It's May: The magnolias are blooming, the grass is trending green and there's a chance of snow. It's like a math problem: We all know which one of these isn't like the other.

Enough already with the snow. A joke's a joke, and this spring is shaping up to be a mean one played on gardeners and other Minnesotans itching to enjoy their usual frenzy of pent-up outdoor activities once winter releases its chilly, unflinching grip.

Rationally, we know it has to end soon, that this won't be the year that the glaciers form a convoy line down I-94 from the north, never to recede. But it's tough to think spring will happen when you look out the window on May 2 and can no longer convince yourself that if you squint real hard, that's rain coming down, not snow. I braced myself to wake up to snow accumulation this moring, and was relieved we'd dodged  that bullet. (Sorry, south and east-metro gardeners.)

But the 10-day forecast and our instinct tells us we'll get through this, and so will many of our plants. While I cringe when the snow falls on the nearly bursting buds of my rhododendron, I know that it will likely survive the late snow much better than the damage already done to its lower limbs up to the bunny-on-tiptoe level.

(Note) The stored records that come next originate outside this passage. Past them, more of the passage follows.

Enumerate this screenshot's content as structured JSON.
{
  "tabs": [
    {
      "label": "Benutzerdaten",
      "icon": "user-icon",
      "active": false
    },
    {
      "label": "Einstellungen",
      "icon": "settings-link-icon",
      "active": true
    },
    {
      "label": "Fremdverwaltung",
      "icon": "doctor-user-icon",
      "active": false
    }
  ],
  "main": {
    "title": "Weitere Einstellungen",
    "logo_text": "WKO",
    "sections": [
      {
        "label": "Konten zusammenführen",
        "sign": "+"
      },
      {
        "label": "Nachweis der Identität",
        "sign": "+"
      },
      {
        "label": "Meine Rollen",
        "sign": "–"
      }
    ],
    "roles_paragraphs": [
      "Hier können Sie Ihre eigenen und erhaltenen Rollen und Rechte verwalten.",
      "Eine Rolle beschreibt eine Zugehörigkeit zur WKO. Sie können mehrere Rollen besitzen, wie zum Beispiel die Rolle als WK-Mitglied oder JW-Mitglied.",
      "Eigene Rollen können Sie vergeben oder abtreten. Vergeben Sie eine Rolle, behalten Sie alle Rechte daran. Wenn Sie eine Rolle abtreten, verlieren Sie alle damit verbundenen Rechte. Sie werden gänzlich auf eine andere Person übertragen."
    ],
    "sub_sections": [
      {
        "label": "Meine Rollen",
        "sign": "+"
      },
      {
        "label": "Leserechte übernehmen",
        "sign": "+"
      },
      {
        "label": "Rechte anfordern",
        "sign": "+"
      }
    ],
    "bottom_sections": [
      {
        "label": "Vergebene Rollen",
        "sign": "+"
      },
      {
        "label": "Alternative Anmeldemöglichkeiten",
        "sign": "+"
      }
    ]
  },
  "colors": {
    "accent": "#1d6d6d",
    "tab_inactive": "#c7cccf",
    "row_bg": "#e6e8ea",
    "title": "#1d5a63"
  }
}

The ground isn't frozen, so that will help the snow melt faster, as will the above-freezing temperatures. And our perennials and zone-hardy flowering trees have had the spring rug pulled out from under them before. Some of the early risers might have their blooms nipped in the bud, so to speak, but many of summer's perennials have been cautious.

I'm being more cautious too: With the opening of the farmers markets, I would have bought a passel of bedding plants this weekend, but I'll hold off for now on more tender herbs like basil. But I will plant pea seeds and cold weather crops like lettuce.

If we're being honest with ourselves, the late spring is only slowing us down so much in the garden. It's kept us from our rush to rake too early, our urge to plant tomatoes before the ground soil is warm enough. If it stays cold much longer, it could shorten the growing season a tad. If so, you might want to check out tomato varieties that like a shorter growing season and the University of Minnesota Extension guide to growing veggies:

Like a sports team coming back from a lockout, we'll rush to get our gardens and ourselves back in top shape. Because hope -- and springs -- spring eternal.

How is the slow spring altering your garden plans? And did you get snow, and if so, what's up (and under it)? I've got ambitious rhubarb, aggressive chives, timid hosta, and one lone, straggly tulip.

Photo credit: Richard Sennott, taken May 1 near the University of Minnesota